March is what we call ‘shoulder season’ as it lies between Summer and the start of Autumn. Hence, March can be a month of mixed weather however some destinations, such as Tanzania, really come into their own.
The end of March marks the start of the long rainy season in East Africa. Many mobile and eco-camps in Tanzania and Kenya close during the long rains of April and May so if you want to enjoy a tented experience, your time is now as lodges and permanent tented camps stay open throughout these months.
In the southern Serengeti in Tanzania, the wildebeest are starting to gather along with their calves, preparing for their great journey north in April and May. Herds of wildebeest and zebra are starting to move northwards once their calves are strong enough for the journey. There are plenty of predators in residence, taking full advantage of the easy pickings.
Whilst the Great Wildebeest and Zebra migration is in Tanzania, not all of these animals migrate.
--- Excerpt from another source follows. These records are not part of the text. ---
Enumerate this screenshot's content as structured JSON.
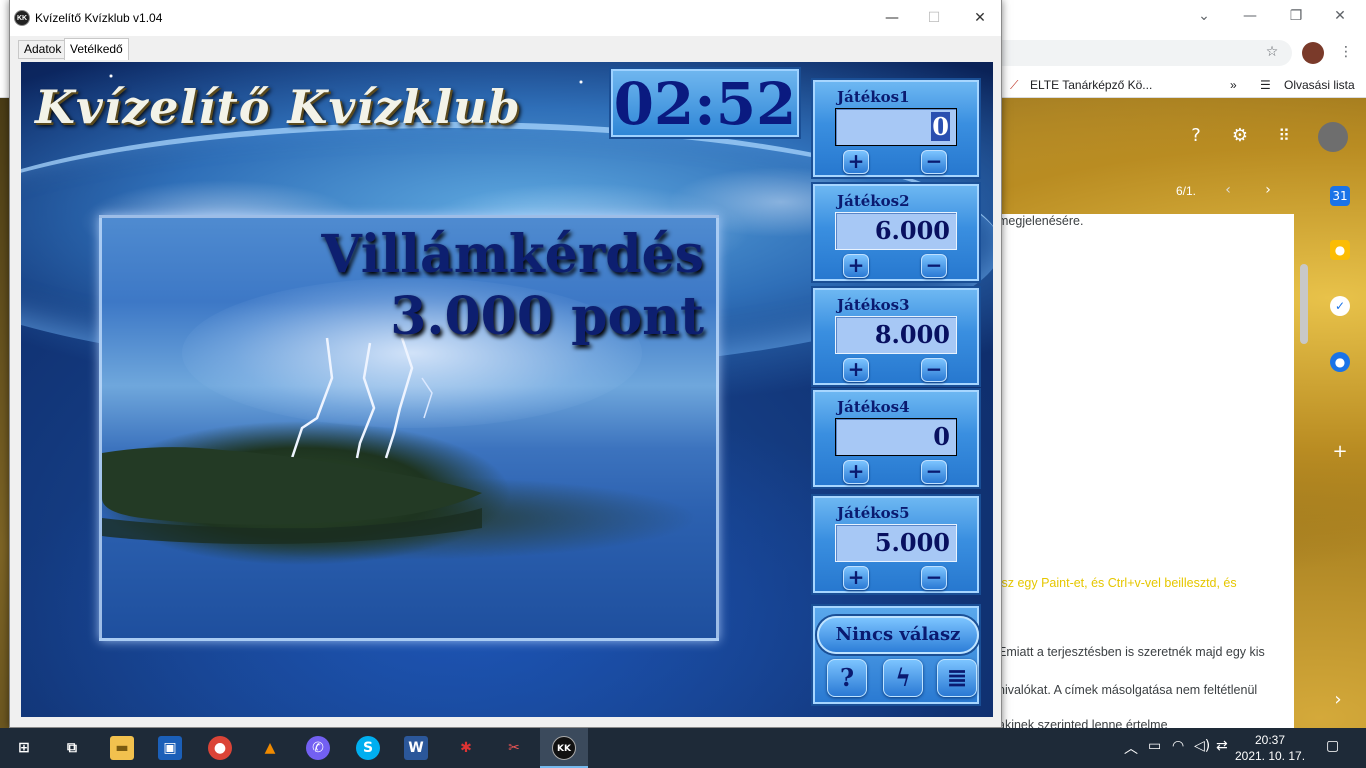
{
  "browser": {
    "bookmark_label": "ELTE Tanárképző Kö...",
    "more_bookmarks": "»",
    "reading_list": "Olvasási lista",
    "page_counter": "6/1.",
    "doc_lines": [
      "megjelenésére.",
      "tsz egy Paint-et, és Ctrl+v-vel beillesztd, és",
      "Emiatt a terjesztésben is szeretnék majd egy kis",
      "nivalókat. A címek másolgatása nem feltétlenül",
      "akinek szerinted lenne értelme"
    ]
  },
  "app": {
    "title": "Kvízelítő Kvízklub v1.04",
    "tabs": [
      "Adatok",
      "Vetélkedő"
    ],
    "logo": "Kvízelítő Kvízklub",
    "timer": "02:52",
    "question_title": "Villámkérdés",
    "question_points": "3.000 pont",
    "players": [
      {
        "name": "Játékos1",
        "score": "0"
      },
      {
        "name": "Játékos2",
        "score": "6.000"
      },
      {
        "name": "Játékos3",
        "score": "8.000"
      },
      {
        "name": "Játékos4",
        "score": "0"
      },
      {
        "name": "Játékos5",
        "score": "5.000"
      }
    ],
    "plus_label": "+",
    "minus_label": "−",
    "no_answer": "Nincs válasz",
    "tool_buttons": [
      "?",
      "ϟ",
      "≣"
    ]
  },
  "taskbar": {
    "time": "20:37",
    "date": "2021. 10. 17."
  },
  "icons": [
    "windows-start-icon",
    "task-view-icon",
    "file-explorer-icon",
    "save-disk-icon",
    "chrome-icon",
    "vlc-icon",
    "viber-icon",
    "skype-icon",
    "word-icon",
    "paint-icon",
    "snipping-icon",
    "quiz-app-icon"
  ],
  "colors": {
    "accent": "#2a79d4",
    "score_text": "#081060",
    "title_text": "#0d1f70"
  }
}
There are plenty of ‘residents’ that remain in Kenya round. Add to this Kenya’s amazing private conservancies. A safari on a conservancy in Kenya is unique because you have the opportunity to go off-road and experience the wildlife up close and personal, without hordes of other tourists. Unlike national parks and game reserves, the number of vehicles at a sighting on a private wildlife conservancy is strictly limited, you are able to drive off-road and participate in nature walks and night game-drives.
In Namibia, Botswana, Zambia and Zimbabwe, March is hot, humid, and wet, with frequent afternoon thundershowers. It’s not an ideal time to see wildlife because of the thick foliage and abundant water for animals to drink, but it is a good month for birdwatching, as many migratory species are present in the country. Victoria Falls is at its most stunning when the Zambezi River is in full flow, albeit there is a lot of spray that can make visibility difficult.
In Southern Africa, the Summer rains start to ease off, and it is still very hot. If you are a birder, then you will be in your element if you head to Botswana, as this is one of the months when birding is at its best. A safari to the Kalahari Desert and Makgadikgadi Pans National Park is worth mentioning, as massive herds of zebra migrate between Nxai Pan and Makgadikgadi Pan area. This migration, considered the longest terrestrial wildlife migration in Africa, has only been discovered in recent years because most of the areas it goes through are mostly inaccessible.
Having a coastline of more than 2,500 km, South Africa is bordered by the Atlantic Ocean on the west and the Indian Ocean on the east. This means South Africa’s weather differs greatly between the southern and northern ends of the country.
In February, the Western Cape area is a great destination, particularly down in Cape Town and along the famous Garden Route. Combining Cape Town with a safari to Kruger National Park and/or surrounding private game reserves is a great idea, however important to know the weather on the North-eastern side of the country is much wetter during Summer.
The weather in Kruger National Park is starting to cool down, with daily temperatures in the late 20’s, although evening temperatures can drop as low as 15 degrees centigrade. You may also encounter thunderstorms, which can be rather spectacular in the wilderness. Wildlife is abundant during this time of year, with many newborn animals, however the heavy foliage might make viewing more difficult.